Raised curbs are discouraged in parking lots so that stormwater runoff can drain naturally into City approved percolation areas rather than be directed into a concentrated flow. At grade curb alternatives to finished asphalt edges are encouraged. (C)
Purpose.To protect, enhance and restore native vegetation along the shorelines, while recognizing the more urban nature of vegetation in the downtown area.
It is recognized that within downtown, there will likely be a somewhat more manicured and formal use of plantings to frame buildings, streets and spaces. However, landscape designs that rely upon lawns requiring fertilizers and herbicides, or vegetation that is highly consumptive of water should be avoided. (C)
Character Related to the Setting.
Purpose.To ensure that new buildings are complementary or visually subordinate to the natural splendor of the river and falls, including its geologic features and native vegetation.
The dramatic nature of the river and the falls define the image of downtown Spokane in a way unlike any other city. Therefore, new buildings should respect the importance of this magnificent and unique centerpiece by not attempting to compete with it visually. Buildings should be designed with respect to location, form and color, so that the river continues to be the emphasis. (C)
Building facades should also incorporate elements that strengthen the natural setting, such as local stone, bay windows, fine-grained articulation, lower floors that frame public spaces, surrounding vegetation. The preference is to have buildings that seem like a built extension of rock, embankments, and outcroppings. (C)

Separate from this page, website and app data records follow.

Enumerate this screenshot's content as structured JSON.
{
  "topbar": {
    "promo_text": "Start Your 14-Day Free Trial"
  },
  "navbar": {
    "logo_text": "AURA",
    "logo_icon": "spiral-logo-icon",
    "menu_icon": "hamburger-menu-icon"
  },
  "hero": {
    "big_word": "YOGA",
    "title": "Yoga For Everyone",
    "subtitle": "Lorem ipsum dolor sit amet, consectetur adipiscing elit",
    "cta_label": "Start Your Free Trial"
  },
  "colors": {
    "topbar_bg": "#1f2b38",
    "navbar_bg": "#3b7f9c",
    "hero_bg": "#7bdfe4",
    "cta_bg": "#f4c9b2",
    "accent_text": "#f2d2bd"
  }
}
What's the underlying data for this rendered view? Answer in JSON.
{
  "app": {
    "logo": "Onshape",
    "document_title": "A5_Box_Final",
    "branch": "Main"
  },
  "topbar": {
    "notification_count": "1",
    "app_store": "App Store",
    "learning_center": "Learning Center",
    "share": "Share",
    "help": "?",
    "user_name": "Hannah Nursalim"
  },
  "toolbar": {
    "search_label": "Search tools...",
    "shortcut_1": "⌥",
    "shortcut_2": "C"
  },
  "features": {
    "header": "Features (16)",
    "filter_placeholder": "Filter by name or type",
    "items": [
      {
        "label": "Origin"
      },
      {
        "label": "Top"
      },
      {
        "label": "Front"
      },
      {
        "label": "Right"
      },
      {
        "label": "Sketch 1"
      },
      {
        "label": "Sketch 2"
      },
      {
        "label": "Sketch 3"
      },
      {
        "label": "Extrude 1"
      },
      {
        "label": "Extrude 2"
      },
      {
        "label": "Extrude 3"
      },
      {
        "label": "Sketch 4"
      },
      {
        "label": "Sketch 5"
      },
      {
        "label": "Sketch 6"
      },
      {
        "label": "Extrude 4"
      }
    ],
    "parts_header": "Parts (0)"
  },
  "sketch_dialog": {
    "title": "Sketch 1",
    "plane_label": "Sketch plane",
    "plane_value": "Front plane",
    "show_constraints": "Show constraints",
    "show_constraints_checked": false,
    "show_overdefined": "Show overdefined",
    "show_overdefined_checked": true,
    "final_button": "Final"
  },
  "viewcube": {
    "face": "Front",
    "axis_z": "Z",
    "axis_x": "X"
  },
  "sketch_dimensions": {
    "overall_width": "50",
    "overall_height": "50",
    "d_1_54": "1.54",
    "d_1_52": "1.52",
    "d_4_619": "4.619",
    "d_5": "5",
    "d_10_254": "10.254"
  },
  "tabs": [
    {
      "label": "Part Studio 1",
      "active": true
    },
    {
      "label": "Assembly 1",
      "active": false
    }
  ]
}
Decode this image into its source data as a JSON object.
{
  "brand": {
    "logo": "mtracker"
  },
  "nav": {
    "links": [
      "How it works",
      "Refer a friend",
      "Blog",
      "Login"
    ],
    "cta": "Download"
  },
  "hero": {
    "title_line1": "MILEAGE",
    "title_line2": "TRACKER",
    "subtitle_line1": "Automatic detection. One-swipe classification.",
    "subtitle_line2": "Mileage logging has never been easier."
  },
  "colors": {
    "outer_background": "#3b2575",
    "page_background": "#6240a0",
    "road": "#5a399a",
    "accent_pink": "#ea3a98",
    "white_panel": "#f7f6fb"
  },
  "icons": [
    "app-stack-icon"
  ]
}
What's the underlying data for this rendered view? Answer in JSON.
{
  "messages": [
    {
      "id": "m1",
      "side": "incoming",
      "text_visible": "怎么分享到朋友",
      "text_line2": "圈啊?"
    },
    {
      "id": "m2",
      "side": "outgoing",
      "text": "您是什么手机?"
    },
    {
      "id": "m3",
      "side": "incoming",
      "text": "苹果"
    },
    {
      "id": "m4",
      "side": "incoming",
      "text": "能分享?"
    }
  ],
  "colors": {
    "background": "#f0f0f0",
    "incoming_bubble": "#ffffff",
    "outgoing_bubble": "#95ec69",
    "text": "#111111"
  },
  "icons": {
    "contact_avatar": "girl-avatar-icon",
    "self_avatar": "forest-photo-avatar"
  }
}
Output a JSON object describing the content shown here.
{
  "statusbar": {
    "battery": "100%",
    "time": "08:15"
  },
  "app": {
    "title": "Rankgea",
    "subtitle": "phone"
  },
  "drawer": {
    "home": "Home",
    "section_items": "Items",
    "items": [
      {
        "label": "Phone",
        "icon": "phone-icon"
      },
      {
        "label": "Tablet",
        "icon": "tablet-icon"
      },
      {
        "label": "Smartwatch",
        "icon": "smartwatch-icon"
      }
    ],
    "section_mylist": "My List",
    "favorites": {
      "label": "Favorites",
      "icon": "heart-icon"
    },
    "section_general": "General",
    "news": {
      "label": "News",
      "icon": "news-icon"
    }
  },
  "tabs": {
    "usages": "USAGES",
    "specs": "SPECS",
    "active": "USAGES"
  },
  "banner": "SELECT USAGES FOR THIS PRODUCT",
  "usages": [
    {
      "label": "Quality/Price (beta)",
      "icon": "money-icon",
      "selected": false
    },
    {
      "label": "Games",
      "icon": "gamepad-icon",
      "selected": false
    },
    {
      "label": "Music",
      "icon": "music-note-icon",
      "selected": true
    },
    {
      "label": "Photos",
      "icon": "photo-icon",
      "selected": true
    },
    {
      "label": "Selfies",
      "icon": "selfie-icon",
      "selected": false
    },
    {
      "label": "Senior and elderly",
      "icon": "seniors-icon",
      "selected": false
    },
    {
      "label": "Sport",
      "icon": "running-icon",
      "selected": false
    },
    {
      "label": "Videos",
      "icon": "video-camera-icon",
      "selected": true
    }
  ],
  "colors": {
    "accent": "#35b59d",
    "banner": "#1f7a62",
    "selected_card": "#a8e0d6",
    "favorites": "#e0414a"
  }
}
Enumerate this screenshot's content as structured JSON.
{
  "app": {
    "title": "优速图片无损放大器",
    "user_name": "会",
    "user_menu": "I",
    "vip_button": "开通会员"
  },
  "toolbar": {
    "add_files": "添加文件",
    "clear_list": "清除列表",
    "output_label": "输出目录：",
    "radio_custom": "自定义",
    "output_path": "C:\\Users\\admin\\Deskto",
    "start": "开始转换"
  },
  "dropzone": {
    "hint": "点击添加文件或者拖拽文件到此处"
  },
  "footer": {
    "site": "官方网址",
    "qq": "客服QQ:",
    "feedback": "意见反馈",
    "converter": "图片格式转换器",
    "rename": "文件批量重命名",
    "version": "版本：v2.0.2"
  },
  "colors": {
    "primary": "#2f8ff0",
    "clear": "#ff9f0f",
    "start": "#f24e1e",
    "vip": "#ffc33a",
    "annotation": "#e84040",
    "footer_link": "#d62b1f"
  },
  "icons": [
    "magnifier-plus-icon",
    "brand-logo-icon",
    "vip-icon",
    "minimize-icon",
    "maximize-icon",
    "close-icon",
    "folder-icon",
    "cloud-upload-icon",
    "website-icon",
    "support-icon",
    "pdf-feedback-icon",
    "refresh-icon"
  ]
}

Purpose.To ensure that buildings along the shoreline have two public faces – one along the street, the other along the riverfront.
While it is expected that buildings will be primarily oriented toward public streets, there shall also be features such as windows, secondary entries, balconies, and public spaces that are oriented to the river. (R)
Ground Floor Animation.
Purpose.To ensure that buildings take advantage of their unique shoreline setting and contribute to the vitality and activity of downtown.
The ground floor of buildings shall incorporate a combination of at least three of the following features (R):
Windows covering more than thirty percent of the ground level façade facing the shoreline.
Windows covering more than thirty percent of the ground level façade facing the street.
Masonry or stone covering the ground level façade and producing a “plinth” effect.
Ground level details such as accent lighting, decorative medallions, and canopies.
Sculpture, bas relief murals, art worked into paved surfaces.
Retail uses, such as cafes and restaurants, bike rental, and brew pubs.
Publicly accessible gardens, courtyards, or plazas.
Lighting – Dark Sky.
Purpose.To reduce glare and spillover from lighting associated with parking lots or buildings.
Date Passed: Monday, November 3, 2008
Effective Date: Monday, July 26, 2010
ORD C34326 Section 2